- stayed up until the wee hours of the morning texting someone with breastfeeding problems
I’m not telling you any of this to brag. But I want to point it out because I know I may get some flack from lactivists. Believe me, I’m not saying Baby Dove is in the right here. And we should be upset about this campaign.
The thing that boils my blood the most, is the fact that they are peddling this product, pushing it as gentle and safe.
Moms are purchasing this product believing the lies Dove tells about the safety of their products.
On Dove’s website, they use descriptions like, “superior care” and “goes beyond mildness” along with “developed especially for delicate baby skin.”
Taking it a bit further, they describe their new line as, “Hypoallergenic and with fragrances designed specially for baby skin, every product provides gentle care and a delicate, comforting scent for your baby.”
Now while these words don’t come out and say, “Hey, our products are totally safe for babies!” it is definitely implied. Purposefully misleading.

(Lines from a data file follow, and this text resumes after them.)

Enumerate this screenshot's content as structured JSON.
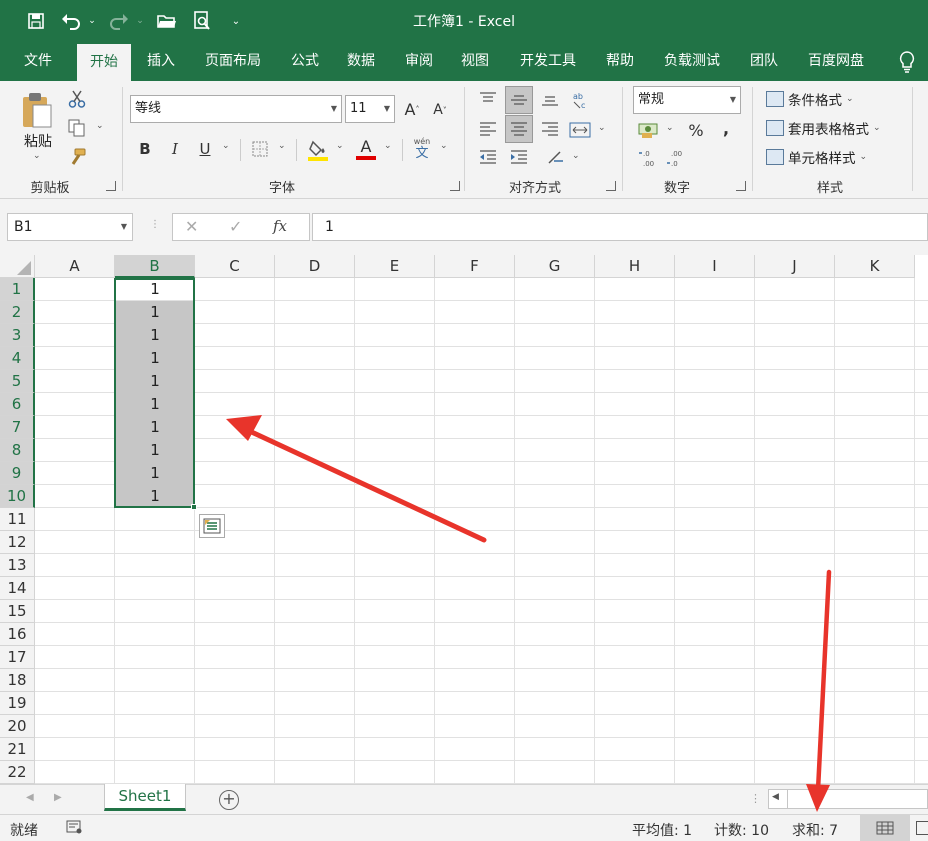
{
  "app": {
    "title": "工作簿1 - Excel"
  },
  "quick_access": [
    {
      "name": "save-icon",
      "glyph": "🖫"
    },
    {
      "name": "undo-icon",
      "glyph": "↶"
    },
    {
      "name": "redo-icon",
      "glyph": "↷"
    },
    {
      "name": "open-icon",
      "glyph": "📂"
    },
    {
      "name": "print-preview-icon",
      "glyph": "🔍"
    }
  ],
  "menu": {
    "tabs": [
      "文件",
      "开始",
      "插入",
      "页面布局",
      "公式",
      "数据",
      "审阅",
      "视图",
      "开发工具",
      "帮助",
      "负载测试",
      "团队",
      "百度网盘"
    ],
    "active_index": 1
  },
  "ribbon": {
    "clipboard": {
      "label": "剪贴板",
      "paste": "粘贴"
    },
    "font": {
      "label": "字体",
      "font_name": "等线",
      "font_size": "11",
      "bold": "B",
      "italic": "I",
      "underline": "U",
      "grow": "A",
      "shrink": "A",
      "fill_letter": "A",
      "wen": "wén",
      "wen2": "文"
    },
    "alignment": {
      "label": "对齐方式"
    },
    "number": {
      "label": "数字",
      "format": "常规",
      "percent": "%",
      "comma": ","
    },
    "styles": {
      "label": "样式",
      "conditional": "条件格式",
      "table": "套用表格格式",
      "cell": "单元格样式"
    }
  },
  "formula_bar": {
    "name_box": "B1",
    "cancel": "✕",
    "enter": "✓",
    "fx": "fx",
    "value": "1"
  },
  "grid": {
    "columns": [
      "A",
      "B",
      "C",
      "D",
      "E",
      "F",
      "G",
      "H",
      "I",
      "J",
      "K"
    ],
    "rows": [
      "1",
      "2",
      "3",
      "4",
      "5",
      "6",
      "7",
      "8",
      "9",
      "10",
      "11",
      "12",
      "13",
      "14",
      "15",
      "16",
      "17",
      "18",
      "19",
      "20",
      "21",
      "22"
    ],
    "selected_column": "B",
    "selected_rows": [
      "1",
      "2",
      "3",
      "4",
      "5",
      "6",
      "7",
      "8",
      "9",
      "10"
    ],
    "b_values": [
      "1",
      "1",
      "1",
      "1",
      "1",
      "1",
      "1",
      "1",
      "1",
      "1"
    ]
  },
  "sheets": {
    "tabs": [
      "Sheet1"
    ],
    "add": "+"
  },
  "status": {
    "mode": "就绪",
    "average": "平均值: 1",
    "count": "计数: 10",
    "sum": "求和: 7"
  },
  "colors": {
    "brand": "#217346",
    "annotation_arrow": "#e8342b",
    "selection_fill": "#c6c6c6"
  }
}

Is Baby Dove Really Safe for Babies?
Let’s take a look at the ingredients for the tip-to-toe wash listed on their website.
Water (aqua), Glycerin, Cocamidopropyl Betaine, Sodium Cocoyl Glycinate, Polyacrylate-33, Sodium Chloride, Phenoxyethanol, Sodium Lauroyl Isethionate, Stearic Acid, Caprylyl Glycol, Fragrance (parfum), Lauric Acid, Styrene/Acrylates Copolymer, Sodium Palmitate, Tetrasodium EDTA, Sodium Benzoate, Sodium Isethionate, Sodium Stearate, Sodium Palm Kernelate, Citric Acid, Titanium Dioxide (CI 77891)
While the majority of the ingredients look super-scary, I decided to research each one to see if they are categorized as toxic.
I used the Environmental Working Group (EWG) for my research.
The EWG is great website where you can plug in cosmetic products and individual ingredients to see if it contains any harmful chemicals.
They rate the ingredient on a scale from one to ten. (With ten being the most hazardous.)
Surprisingly, many of the ingredients in the Baby Dove tip-to-toe product scored low on the toxin scale.
But not surprisingly, a few of them were considered harmful.
Let’s take a look.
PS- I’ve included links for each product so that you can research them for yourself.
Cocamidopropyl betaine scored a 4 on the EWG scale, making it “moderate” risk.
Cocamidopropyl betaine has been affiliated with irritation and allergic contact dermatitis. (So much for that hypoallergenic claim, eh?)
Phenoxyethanol also scored a 4 on the EWG scale, making it “moderate” risk as well.
Phenoxyethanol is a type of preservative and has been linked with irritation and organ system toxicity.
Fragrance scored a whopping 8 on the EWG scale, making it “high” risk.
The EWG says, “About FRAGRANCE: The word “fragrance” or “parfum” on the product label represents an undisclosed mixture of various scent chemicals and ingredients used as fragrance dispersants such as diethyl phthalate. Fragrance mixes have been associated with allergies, dermatitis, respiratory distress and potential effects on the reproductive system.”
Tetrasodium EDTA scored a 2 on the EWG scale, making it “low” risk.
Tetrasodium EDTA is a chelator affiliated with enhanced skin absorption and organ system toxicity.
Titanium Dioxide scored a 1-3, depending on usage. Concerns about Titanium Dioxide include organ system toxicity and cancer risk when inhaled. I’m no expert, but based on what I’ve read, I believe that the cancer risk comes from aerosol sprays. (So hopefully this isn’t a concern in non-aerosol products. But I don’t know this for sure. My thought is, “Why take the risk?”
You can read more about Titanium Dioxide and cancer here.
Are you angry yet?
Yes, people should be outraged at Baby Dove discriminating towards breastfeeding moms. BUT, people should also be outraged at the ingredients placed in products designed for children and babies. Marketed as “safe” when they are anything but.
Suffice it to say, I won’t be buying any Dove. Will you?
Looking for a safer soap? Read next: Is Your Baby Shampoo Dangerous? Plus a safer, non-toxic option.